**What is needed:** Track down every line below that holds "count" and copy it.

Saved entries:
* * * * * * * * *

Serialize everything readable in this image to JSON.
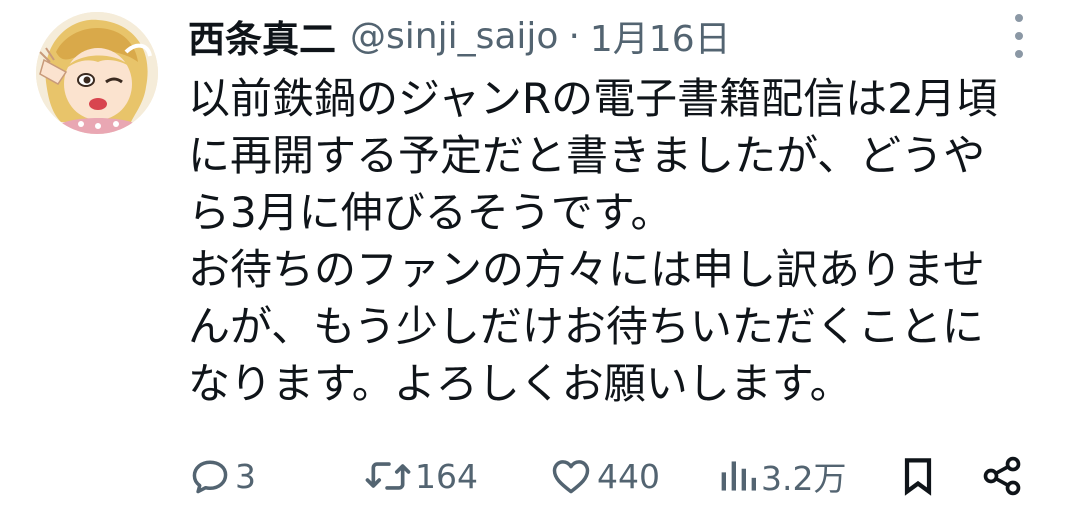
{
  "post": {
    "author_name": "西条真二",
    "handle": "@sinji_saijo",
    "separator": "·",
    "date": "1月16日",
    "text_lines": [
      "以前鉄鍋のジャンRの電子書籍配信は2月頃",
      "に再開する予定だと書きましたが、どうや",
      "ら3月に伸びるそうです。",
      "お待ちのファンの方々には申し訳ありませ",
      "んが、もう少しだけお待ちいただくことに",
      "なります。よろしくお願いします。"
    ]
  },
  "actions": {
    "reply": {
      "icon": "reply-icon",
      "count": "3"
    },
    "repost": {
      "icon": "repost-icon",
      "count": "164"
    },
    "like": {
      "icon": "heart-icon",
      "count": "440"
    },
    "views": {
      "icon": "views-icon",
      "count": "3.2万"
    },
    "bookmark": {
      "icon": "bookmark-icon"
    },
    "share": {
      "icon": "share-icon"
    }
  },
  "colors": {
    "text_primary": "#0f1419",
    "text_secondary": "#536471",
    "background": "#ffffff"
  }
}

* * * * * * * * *

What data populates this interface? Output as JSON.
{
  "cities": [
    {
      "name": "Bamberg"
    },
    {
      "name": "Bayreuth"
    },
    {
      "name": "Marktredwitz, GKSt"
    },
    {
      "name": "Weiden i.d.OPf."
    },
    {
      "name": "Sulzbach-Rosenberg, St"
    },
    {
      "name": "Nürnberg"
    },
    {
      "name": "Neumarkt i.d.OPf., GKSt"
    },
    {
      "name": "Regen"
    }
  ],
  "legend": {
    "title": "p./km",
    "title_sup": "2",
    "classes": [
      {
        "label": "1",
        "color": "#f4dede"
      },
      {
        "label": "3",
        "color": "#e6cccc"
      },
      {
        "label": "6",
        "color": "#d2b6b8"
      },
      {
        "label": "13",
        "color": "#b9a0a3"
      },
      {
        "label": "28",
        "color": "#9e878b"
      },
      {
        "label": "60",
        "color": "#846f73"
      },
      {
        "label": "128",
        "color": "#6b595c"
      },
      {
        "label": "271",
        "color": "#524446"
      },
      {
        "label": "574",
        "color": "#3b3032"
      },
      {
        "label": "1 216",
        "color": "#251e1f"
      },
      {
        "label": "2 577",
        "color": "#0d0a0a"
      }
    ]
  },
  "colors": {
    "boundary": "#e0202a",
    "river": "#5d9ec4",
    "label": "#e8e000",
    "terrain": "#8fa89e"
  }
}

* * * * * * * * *

**Task answer:**
      "count": "3"
      "count": "164"
      "count": "440"
      "count": "3.2万"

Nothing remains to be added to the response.